This is a discussion on Handle broken irq-source - Embedded ; Hi! I'm trying to fix a problem in an embedded device. The kernel is a 2.4.19, the processor an ARM-based OMAP1510 and the only information I have is that in those devices suffering from the problem there is a broken ...
I'm trying to fix a problem in an embedded device. The kernel is a
2.4.19, the processor an ARM-based OMAP1510 and the only information I
have is that in those devices suffering from the problem there is a
broken quartz. The problem is that the device will freeze when the
keypad is pressed too rapidly which leads me to the assumption that
it's the 32kHz quartz used for filtering key presses which is broken
(if it was the system clock, those devices probably wouldn't run at
all). My theory is that the filtering of the key presses doesn't work
which is why a lot of irqs for the keypad are fired at the linux kernel
if the keypad is pressed too rapidly.
I could solve this problem for the case that the device was in suspend
mode (waiting to be woke up via the keypad) by disabling the keypad irq
right at its hardware source for one second after every key press which
seems to assert my theory. Now the only problem remaining is that in
normal operation the portion of code that takes care of the suspend
mode is not active, hence I need to apply a similar solution to the
normal irq handling.
So what I want to do is disable the irq for the keypad for a certain
timespan every time it occurs which would be more or less equivalent to
a low-pass filtering of the keypad-input.
I have tried this from within the keypad driver. There, in the
irq-handler itself I disabled the irq for a certain timespan using a
kernel timer for re-enabling the irq. In this way I could drop the key
press rate as desired e.g. to just one key press every three seconds.
However, the broken device still crashes if the keypad is pressed too
rapidly no matter how long I set the minimum timespan between to
I now figured that due to the software irq approach in the linux kernel
I would have to disable the irq right in the main irq handler.

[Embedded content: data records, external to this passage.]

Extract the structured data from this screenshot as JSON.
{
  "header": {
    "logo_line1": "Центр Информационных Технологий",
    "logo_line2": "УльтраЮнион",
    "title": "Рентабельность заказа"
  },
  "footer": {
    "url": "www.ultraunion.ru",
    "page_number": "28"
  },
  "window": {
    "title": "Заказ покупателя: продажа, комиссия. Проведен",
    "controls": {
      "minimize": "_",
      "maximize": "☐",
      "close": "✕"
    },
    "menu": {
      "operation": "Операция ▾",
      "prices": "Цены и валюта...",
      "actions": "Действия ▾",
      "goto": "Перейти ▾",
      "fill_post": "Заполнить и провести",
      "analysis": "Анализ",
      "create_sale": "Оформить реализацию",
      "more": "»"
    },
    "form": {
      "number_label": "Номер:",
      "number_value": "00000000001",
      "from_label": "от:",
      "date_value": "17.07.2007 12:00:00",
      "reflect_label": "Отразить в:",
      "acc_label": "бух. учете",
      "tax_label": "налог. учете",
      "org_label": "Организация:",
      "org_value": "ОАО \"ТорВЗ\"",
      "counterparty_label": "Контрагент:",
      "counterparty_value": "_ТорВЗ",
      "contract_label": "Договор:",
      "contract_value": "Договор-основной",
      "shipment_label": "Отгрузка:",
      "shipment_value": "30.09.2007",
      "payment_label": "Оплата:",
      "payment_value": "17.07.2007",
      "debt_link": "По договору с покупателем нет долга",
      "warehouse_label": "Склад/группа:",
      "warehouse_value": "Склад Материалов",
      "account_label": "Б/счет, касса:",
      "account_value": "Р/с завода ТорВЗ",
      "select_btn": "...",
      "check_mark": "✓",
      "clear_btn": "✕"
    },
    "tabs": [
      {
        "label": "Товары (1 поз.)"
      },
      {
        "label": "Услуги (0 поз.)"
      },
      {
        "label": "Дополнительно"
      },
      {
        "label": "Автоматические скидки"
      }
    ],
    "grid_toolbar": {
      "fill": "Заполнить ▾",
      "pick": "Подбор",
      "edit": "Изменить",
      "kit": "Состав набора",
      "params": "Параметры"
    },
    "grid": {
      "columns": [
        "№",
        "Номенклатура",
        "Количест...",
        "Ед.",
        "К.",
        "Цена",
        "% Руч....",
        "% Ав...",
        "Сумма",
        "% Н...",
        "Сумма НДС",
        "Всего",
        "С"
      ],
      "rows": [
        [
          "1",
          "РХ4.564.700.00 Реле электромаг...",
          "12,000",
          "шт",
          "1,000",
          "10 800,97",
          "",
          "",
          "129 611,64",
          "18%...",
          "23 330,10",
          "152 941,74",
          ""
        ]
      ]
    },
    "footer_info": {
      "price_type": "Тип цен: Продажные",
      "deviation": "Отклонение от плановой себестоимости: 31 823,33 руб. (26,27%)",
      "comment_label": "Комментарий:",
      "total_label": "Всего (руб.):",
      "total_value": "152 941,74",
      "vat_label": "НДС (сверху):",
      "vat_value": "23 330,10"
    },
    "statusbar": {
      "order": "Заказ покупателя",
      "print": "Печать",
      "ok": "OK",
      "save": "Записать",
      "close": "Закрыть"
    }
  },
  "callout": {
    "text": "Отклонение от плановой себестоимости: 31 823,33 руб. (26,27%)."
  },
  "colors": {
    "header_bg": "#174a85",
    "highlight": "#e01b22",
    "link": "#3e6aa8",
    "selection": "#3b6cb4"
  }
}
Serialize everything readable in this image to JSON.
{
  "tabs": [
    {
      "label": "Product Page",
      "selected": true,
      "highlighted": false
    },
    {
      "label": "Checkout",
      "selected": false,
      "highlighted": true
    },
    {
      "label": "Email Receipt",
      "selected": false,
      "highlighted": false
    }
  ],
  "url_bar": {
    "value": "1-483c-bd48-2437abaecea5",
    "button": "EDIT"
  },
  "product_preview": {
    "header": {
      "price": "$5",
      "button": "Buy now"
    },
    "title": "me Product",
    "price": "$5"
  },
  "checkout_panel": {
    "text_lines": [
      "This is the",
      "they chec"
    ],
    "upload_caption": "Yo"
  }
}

However,
this is where I'm stuck (I´m not at all a kernel guru). I believe that
the file ./arch/arm/kernel/irq.c is the one I need to look at.
Unfortunately, I don't really understand it.
Could anybody please confirm that "do_IRQ()" in ./arch/arm/kernel/irq.c
is the function that is called directly in hardware irq context? If
not, where do I have to look for that? Any other input?
Many thanks in advance!